## Activity
Your response should be every line from the entries that includes the string "Conheça".
*** Opening of Data under study ***
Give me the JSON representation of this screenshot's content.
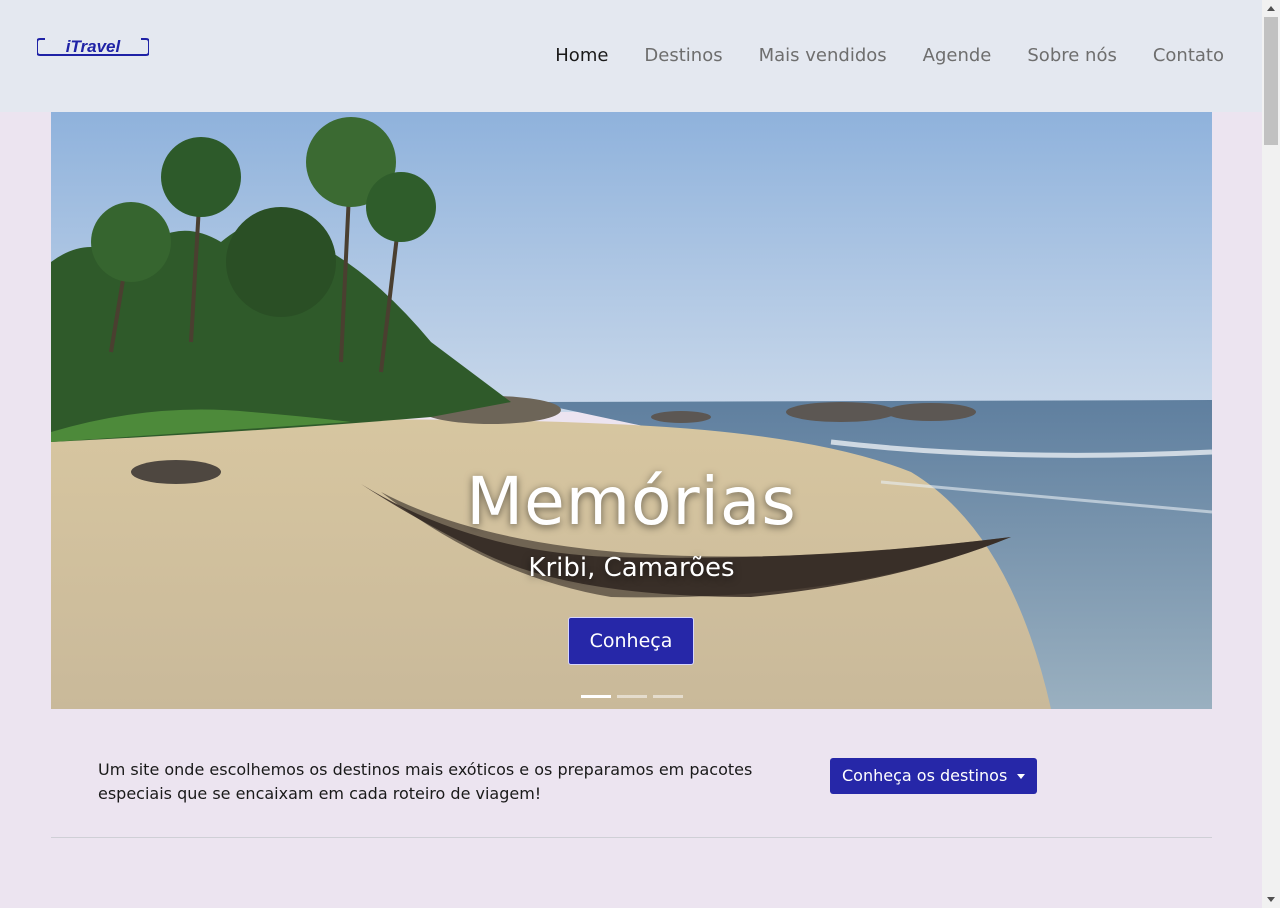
{
  "navbar": {
    "logo_text": "iTravel",
    "items": [
      {
        "label": "Home",
        "active": true
      },
      {
        "label": "Destinos",
        "active": false
      },
      {
        "label": "Mais vendidos",
        "active": false
      },
      {
        "label": "Agende",
        "active": false
      },
      {
        "label": "Sobre nós",
        "active": false
      },
      {
        "label": "Contato",
        "active": false
      }
    ]
  },
  "hero": {
    "title": "Memórias",
    "subtitle": "Kribi, Camarões",
    "button_label": "Conheça",
    "slide_count": 3,
    "active_slide": 1
  },
  "intro": {
    "text": "Um site onde escolhemos os destinos mais exóticos e os preparamos em pacotes especiais que se encaixam em cada roteiro de viagem!",
    "dropdown_label": "Conheça os destinos"
  },
  "colors": {
    "brand": "#2627a8",
    "navbar_bg": "#e4e8f0",
    "page_bg": "#ece4f0"
  }
}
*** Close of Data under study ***
## Response below
    "button_label": "Conheça",
    "dropdown_label": "Conheça os destinos"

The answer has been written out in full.